RECORDED DATA Start Marker
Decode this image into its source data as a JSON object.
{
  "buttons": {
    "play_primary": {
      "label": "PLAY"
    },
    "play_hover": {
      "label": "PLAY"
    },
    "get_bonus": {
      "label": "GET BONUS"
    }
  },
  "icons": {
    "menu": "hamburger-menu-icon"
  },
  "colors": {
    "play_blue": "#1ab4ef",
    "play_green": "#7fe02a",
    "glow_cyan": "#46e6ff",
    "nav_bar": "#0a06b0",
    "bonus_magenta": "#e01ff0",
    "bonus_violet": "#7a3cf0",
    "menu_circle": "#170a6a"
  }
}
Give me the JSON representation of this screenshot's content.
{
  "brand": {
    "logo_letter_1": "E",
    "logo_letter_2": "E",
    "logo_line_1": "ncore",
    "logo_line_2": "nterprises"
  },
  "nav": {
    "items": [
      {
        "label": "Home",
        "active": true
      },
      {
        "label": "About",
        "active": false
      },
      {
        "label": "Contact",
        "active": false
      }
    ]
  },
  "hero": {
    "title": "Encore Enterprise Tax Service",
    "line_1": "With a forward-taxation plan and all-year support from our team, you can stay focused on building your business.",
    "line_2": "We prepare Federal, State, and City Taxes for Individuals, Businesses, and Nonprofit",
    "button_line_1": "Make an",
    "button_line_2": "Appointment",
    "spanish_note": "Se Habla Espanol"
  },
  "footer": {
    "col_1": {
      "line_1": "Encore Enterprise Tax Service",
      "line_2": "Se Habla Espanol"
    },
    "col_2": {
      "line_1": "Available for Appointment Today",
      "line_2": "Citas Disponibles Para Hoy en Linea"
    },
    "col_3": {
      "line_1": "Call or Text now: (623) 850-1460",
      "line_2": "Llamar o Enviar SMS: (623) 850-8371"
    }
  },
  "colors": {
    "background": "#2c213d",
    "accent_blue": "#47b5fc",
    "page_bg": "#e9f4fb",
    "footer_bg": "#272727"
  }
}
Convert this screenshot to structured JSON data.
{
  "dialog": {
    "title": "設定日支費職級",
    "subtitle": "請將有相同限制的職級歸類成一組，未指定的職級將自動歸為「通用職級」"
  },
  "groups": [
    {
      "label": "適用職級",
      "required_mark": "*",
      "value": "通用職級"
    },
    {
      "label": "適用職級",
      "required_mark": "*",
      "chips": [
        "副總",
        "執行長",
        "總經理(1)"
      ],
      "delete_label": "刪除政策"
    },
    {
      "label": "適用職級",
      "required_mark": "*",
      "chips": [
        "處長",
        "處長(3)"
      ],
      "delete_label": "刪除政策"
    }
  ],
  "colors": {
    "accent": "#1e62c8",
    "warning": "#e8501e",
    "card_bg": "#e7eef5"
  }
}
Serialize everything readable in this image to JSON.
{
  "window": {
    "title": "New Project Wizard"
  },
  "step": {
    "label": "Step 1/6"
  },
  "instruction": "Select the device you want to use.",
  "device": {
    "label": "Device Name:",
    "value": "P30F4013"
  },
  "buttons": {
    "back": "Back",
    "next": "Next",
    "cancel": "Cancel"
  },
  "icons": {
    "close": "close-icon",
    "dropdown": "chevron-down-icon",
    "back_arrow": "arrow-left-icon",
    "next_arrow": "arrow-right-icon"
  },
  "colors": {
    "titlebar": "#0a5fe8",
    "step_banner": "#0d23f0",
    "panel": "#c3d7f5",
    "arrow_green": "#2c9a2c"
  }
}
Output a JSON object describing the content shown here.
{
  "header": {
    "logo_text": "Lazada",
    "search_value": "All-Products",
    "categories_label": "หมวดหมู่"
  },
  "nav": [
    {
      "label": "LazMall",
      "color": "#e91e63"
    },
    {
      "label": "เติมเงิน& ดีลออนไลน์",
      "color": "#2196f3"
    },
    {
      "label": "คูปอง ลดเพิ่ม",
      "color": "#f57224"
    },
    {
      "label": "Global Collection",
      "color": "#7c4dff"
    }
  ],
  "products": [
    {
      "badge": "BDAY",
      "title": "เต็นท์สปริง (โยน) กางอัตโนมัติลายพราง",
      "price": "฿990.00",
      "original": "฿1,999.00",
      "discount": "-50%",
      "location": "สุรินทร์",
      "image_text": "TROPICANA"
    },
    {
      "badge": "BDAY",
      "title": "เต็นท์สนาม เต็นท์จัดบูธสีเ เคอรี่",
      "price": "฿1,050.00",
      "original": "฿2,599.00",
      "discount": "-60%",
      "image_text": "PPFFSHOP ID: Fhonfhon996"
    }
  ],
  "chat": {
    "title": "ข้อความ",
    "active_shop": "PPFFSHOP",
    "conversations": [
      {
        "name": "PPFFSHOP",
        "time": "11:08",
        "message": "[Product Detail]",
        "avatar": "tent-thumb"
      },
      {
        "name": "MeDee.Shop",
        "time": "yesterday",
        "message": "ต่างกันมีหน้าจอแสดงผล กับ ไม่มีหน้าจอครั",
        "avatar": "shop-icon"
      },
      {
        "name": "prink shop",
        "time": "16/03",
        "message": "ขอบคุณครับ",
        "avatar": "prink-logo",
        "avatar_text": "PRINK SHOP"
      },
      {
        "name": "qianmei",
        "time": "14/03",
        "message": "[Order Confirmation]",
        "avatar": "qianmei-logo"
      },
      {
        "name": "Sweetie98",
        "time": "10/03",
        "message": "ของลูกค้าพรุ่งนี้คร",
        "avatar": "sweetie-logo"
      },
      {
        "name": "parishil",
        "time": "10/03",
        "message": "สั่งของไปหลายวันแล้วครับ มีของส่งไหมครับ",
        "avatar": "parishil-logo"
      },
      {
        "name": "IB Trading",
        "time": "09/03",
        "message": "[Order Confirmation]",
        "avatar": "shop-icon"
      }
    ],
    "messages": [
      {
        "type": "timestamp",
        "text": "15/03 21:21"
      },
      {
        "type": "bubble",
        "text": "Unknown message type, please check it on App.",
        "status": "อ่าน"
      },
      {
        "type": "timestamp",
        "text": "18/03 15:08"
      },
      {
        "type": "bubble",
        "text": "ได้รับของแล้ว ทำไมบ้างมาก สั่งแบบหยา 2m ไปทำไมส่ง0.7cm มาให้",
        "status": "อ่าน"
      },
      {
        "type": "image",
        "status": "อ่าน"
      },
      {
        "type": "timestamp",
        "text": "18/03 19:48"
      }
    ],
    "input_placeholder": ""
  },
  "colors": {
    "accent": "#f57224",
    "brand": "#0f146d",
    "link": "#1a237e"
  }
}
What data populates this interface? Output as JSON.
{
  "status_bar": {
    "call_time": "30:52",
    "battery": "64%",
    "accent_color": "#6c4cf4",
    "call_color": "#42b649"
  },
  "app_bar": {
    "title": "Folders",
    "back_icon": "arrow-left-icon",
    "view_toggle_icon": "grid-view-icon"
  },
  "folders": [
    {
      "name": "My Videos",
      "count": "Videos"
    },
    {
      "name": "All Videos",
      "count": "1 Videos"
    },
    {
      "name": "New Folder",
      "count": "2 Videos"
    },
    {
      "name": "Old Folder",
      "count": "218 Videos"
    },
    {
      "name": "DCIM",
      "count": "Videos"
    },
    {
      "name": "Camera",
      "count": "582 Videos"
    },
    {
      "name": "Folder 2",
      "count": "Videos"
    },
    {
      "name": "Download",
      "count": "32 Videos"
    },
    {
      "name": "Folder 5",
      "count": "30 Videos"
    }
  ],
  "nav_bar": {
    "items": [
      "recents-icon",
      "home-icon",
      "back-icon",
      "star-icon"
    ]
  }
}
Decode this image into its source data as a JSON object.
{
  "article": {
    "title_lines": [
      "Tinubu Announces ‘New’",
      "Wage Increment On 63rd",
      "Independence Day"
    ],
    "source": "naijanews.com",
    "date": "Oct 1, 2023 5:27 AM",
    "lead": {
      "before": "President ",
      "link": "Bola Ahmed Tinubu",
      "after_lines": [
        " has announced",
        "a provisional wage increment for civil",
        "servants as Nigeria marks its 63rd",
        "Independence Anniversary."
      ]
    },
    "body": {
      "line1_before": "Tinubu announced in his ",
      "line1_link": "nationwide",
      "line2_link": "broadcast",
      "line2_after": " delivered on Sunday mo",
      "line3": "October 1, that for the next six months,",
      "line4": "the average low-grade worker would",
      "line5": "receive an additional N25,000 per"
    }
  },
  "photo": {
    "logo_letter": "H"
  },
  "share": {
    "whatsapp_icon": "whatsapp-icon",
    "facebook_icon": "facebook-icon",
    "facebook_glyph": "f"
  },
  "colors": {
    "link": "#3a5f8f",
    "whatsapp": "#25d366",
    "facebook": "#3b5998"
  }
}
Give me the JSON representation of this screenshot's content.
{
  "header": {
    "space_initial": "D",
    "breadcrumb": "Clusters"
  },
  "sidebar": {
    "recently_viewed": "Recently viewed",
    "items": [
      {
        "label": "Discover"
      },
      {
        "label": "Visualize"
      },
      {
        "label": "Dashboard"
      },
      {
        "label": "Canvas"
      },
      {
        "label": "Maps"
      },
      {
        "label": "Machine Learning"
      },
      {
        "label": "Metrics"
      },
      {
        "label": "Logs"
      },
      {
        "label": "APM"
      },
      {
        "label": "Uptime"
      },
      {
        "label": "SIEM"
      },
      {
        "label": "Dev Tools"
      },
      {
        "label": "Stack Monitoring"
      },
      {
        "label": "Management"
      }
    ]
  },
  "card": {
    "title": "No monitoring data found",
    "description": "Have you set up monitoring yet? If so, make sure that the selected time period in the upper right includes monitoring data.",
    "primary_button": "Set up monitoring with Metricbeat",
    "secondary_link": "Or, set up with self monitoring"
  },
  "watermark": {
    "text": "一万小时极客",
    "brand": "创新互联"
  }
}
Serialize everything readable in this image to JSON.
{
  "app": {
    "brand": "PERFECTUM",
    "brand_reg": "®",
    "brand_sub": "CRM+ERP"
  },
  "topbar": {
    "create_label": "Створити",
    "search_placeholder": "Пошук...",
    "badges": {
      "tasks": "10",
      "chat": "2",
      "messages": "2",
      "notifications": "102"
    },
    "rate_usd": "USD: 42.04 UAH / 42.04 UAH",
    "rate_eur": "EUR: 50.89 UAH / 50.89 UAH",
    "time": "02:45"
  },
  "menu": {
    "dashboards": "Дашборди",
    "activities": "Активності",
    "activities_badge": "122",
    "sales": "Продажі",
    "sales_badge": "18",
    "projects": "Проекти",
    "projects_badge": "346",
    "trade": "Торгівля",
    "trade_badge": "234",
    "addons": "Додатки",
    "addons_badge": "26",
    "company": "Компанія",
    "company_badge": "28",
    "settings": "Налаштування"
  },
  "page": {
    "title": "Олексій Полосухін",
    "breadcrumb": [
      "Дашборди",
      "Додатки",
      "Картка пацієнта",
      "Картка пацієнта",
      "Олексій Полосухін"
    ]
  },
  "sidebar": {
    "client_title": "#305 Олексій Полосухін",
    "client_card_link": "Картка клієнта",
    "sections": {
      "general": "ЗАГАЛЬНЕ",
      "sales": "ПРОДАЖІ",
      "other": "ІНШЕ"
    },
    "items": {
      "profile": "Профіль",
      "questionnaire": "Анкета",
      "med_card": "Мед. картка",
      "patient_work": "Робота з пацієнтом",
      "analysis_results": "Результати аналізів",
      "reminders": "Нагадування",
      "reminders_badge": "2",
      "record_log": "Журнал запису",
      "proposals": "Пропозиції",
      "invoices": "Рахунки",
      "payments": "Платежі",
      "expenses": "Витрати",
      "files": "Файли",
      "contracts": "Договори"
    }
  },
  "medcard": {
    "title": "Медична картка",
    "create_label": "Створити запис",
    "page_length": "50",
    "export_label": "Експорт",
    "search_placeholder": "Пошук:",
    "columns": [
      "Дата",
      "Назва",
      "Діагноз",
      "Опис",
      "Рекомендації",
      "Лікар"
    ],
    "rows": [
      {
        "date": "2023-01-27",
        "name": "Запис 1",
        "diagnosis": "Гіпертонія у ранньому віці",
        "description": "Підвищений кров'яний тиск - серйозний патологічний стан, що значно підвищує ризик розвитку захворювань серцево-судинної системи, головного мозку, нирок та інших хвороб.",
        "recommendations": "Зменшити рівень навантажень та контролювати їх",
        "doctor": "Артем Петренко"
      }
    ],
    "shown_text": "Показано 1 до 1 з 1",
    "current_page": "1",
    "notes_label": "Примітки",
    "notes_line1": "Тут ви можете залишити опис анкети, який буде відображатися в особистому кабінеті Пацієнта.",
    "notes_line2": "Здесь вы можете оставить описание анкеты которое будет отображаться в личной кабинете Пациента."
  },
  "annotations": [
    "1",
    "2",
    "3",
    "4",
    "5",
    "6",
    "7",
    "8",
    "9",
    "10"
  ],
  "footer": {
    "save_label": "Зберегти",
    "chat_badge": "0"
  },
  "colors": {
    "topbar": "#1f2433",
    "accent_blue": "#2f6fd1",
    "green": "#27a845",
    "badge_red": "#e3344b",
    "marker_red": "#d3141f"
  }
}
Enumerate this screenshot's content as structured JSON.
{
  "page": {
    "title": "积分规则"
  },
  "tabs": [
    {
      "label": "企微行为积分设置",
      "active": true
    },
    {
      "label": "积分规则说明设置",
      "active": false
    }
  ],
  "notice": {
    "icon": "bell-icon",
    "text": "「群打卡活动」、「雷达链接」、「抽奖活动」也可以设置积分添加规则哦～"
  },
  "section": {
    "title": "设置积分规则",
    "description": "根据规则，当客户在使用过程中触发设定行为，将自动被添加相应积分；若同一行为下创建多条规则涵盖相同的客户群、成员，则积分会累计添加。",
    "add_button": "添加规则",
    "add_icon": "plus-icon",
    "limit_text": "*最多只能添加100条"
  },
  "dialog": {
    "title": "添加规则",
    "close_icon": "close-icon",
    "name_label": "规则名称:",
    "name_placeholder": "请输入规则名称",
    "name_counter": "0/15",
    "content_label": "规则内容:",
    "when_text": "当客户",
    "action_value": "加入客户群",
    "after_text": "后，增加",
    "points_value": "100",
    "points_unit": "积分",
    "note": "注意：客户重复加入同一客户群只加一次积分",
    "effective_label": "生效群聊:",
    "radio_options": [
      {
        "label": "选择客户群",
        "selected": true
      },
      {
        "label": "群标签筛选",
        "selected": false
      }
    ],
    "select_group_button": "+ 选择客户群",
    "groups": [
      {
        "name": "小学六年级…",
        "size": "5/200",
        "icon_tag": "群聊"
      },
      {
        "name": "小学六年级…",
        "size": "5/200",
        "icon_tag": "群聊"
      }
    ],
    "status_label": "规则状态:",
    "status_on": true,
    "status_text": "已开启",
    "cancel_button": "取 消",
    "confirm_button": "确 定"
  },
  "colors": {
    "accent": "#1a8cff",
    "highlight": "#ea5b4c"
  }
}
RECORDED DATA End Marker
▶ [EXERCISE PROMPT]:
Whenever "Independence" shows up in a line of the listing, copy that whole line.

▶ [EXPECTED ANSWER]:
      "Independence Day"
        "Independence Anniversary."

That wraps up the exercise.